/---

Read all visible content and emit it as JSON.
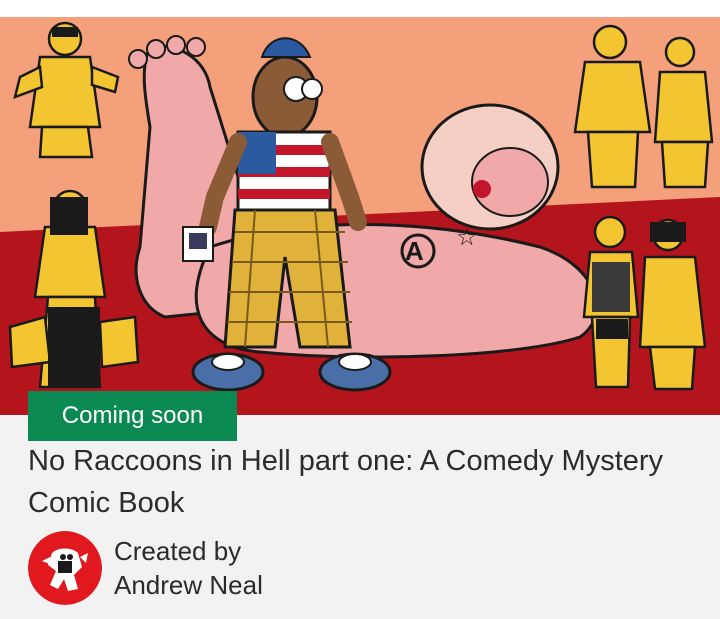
{
  "project": {
    "status_badge": "Coming soon",
    "title": "No Raccoons in Hell part one: A Comedy Mystery Comic Book",
    "creator_line1": "Created by",
    "creator_name": "Andrew Neal"
  },
  "colors": {
    "badge_bg": "#0a8a52",
    "hero_salmon": "#f4a07a",
    "hero_red": "#b4141c",
    "avatar_red": "#e1191f"
  },
  "icons": {
    "avatar": "creator-avatar-icon",
    "cover": "comic-cover-illustration"
  }
}
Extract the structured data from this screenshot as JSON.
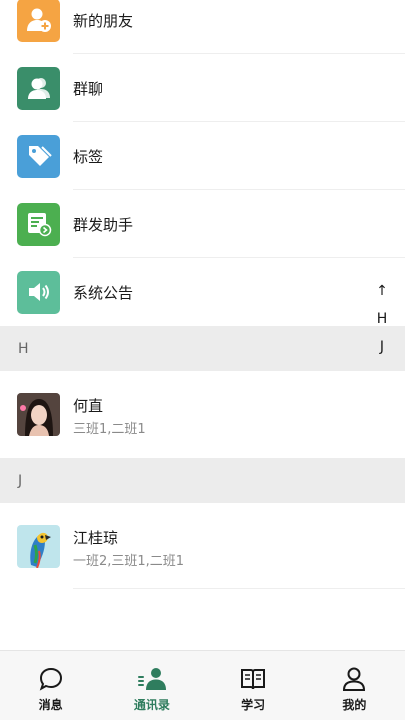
{
  "functions": [
    {
      "label": "新的朋友",
      "icon": "add-friend-icon",
      "color": "#F5A443"
    },
    {
      "label": "群聊",
      "icon": "group-chat-icon",
      "color": "#3A8E6A"
    },
    {
      "label": "标签",
      "icon": "tag-icon",
      "color": "#4A9FD8"
    },
    {
      "label": "群发助手",
      "icon": "broadcast-icon",
      "color": "#4CAF50"
    },
    {
      "label": "系统公告",
      "icon": "speaker-icon",
      "color": "#5DBE9A"
    }
  ],
  "sections": [
    {
      "letter": "H",
      "contacts": [
        {
          "name": "何直",
          "classes": "三班1,二班1",
          "avatar": "avatar-woman"
        }
      ]
    },
    {
      "letter": "J",
      "contacts": [
        {
          "name": "江桂琼",
          "classes": "一班2,三班1,二班1",
          "avatar": "avatar-parrot"
        }
      ]
    }
  ],
  "index_bar": [
    "↑",
    "H",
    "J"
  ],
  "tabs": [
    {
      "label": "消息",
      "icon": "chat-bubble-icon",
      "active": false
    },
    {
      "label": "通讯录",
      "icon": "contacts-icon",
      "active": true
    },
    {
      "label": "学习",
      "icon": "book-icon",
      "active": false
    },
    {
      "label": "我的",
      "icon": "person-icon",
      "active": false
    }
  ],
  "colors": {
    "accent": "#2F7D5E",
    "section_bg": "#ECECEC"
  }
}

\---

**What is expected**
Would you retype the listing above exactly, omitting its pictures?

**Exercise output**
Read all visible content and emit it as JSON.
{
  "project": {
    "status_badge": "Coming soon",
    "title": "No Raccoons in Hell part one: A Comedy Mystery Comic Book",
    "creator_line1": "Created by",
    "creator_name": "Andrew Neal"
  },
  "colors": {
    "badge_bg": "#0a8a52",
    "hero_salmon": "#f4a07a",
    "hero_red": "#b4141c",
    "avatar_red": "#e1191f"
  },
  "icons": {
    "avatar": "creator-avatar-icon",
    "cover": "comic-cover-illustration"
  }
}
Extract the structured data from this screenshot as JSON.
{
  "functions": [
    {
      "label": "新的朋友",
      "icon": "add-friend-icon",
      "color": "#F5A443"
    },
    {
      "label": "群聊",
      "icon": "group-chat-icon",
      "color": "#3A8E6A"
    },
    {
      "label": "标签",
      "icon": "tag-icon",
      "color": "#4A9FD8"
    },
    {
      "label": "群发助手",
      "icon": "broadcast-icon",
      "color": "#4CAF50"
    },
    {
      "label": "系统公告",
      "icon": "speaker-icon",
      "color": "#5DBE9A"
    }
  ],
  "sections": [
    {
      "letter": "H",
      "contacts": [
        {
          "name": "何直",
          "classes": "三班1,二班1",
          "avatar": "avatar-woman"
        }
      ]
    },
    {
      "letter": "J",
      "contacts": [
        {
          "name": "江桂琼",
          "classes": "一班2,三班1,二班1",
          "avatar": "avatar-parrot"
        }
      ]
    }
  ],
  "index_bar": [
    "↑",
    "H",
    "J"
  ],
  "tabs": [
    {
      "label": "消息",
      "icon": "chat-bubble-icon",
      "active": false
    },
    {
      "label": "通讯录",
      "icon": "contacts-icon",
      "active": true
    },
    {
      "label": "学习",
      "icon": "book-icon",
      "active": false
    },
    {
      "label": "我的",
      "icon": "person-icon",
      "active": false
    }
  ],
  "colors": {
    "accent": "#2F7D5E",
    "section_bg": "#ECECEC"
  }
}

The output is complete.